(Website and app data records)
[Start of section]

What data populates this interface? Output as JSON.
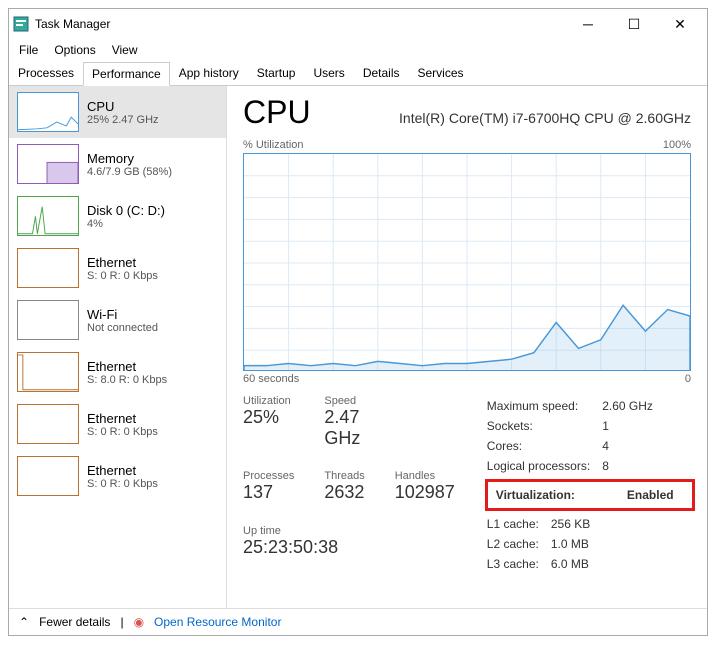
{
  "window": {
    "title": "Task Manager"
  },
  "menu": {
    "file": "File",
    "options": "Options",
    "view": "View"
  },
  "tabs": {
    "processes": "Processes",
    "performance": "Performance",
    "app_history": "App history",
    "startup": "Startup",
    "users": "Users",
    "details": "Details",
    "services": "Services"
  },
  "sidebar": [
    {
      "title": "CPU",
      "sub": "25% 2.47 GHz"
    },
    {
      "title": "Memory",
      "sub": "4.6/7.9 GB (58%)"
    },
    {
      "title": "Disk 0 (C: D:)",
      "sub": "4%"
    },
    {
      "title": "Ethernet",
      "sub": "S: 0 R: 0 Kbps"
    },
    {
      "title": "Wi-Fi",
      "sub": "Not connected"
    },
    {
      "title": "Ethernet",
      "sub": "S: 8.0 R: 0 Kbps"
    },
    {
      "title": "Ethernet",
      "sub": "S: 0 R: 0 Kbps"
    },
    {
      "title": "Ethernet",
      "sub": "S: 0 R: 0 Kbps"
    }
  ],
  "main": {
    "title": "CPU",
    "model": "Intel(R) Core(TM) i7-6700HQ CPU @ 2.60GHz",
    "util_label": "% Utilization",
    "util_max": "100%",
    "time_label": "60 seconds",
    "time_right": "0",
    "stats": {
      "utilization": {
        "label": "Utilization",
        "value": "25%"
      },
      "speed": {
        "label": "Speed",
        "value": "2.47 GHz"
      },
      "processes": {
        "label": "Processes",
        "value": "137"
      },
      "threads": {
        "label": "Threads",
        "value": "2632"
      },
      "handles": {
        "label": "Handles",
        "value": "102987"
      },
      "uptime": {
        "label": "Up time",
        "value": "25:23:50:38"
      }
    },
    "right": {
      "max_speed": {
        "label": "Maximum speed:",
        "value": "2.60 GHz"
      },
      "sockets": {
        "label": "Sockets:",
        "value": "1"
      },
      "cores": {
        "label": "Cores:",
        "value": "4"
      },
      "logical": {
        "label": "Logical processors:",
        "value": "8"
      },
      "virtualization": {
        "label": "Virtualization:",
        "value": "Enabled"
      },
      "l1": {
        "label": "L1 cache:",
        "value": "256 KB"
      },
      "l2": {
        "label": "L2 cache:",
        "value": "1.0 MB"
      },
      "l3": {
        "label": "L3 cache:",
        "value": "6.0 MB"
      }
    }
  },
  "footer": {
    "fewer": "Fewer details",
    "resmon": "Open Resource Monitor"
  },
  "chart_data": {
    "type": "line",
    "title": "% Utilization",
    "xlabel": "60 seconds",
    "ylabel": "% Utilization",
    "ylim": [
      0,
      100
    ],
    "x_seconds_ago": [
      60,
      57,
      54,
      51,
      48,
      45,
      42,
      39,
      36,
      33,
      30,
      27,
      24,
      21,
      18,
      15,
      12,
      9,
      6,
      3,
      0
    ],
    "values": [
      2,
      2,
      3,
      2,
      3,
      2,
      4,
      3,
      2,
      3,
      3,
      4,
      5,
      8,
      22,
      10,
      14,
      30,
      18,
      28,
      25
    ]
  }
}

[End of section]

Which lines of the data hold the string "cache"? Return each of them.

        "label": "L1 cache:",
        "label": "L2 cache:",
        "label": "L3 cache:",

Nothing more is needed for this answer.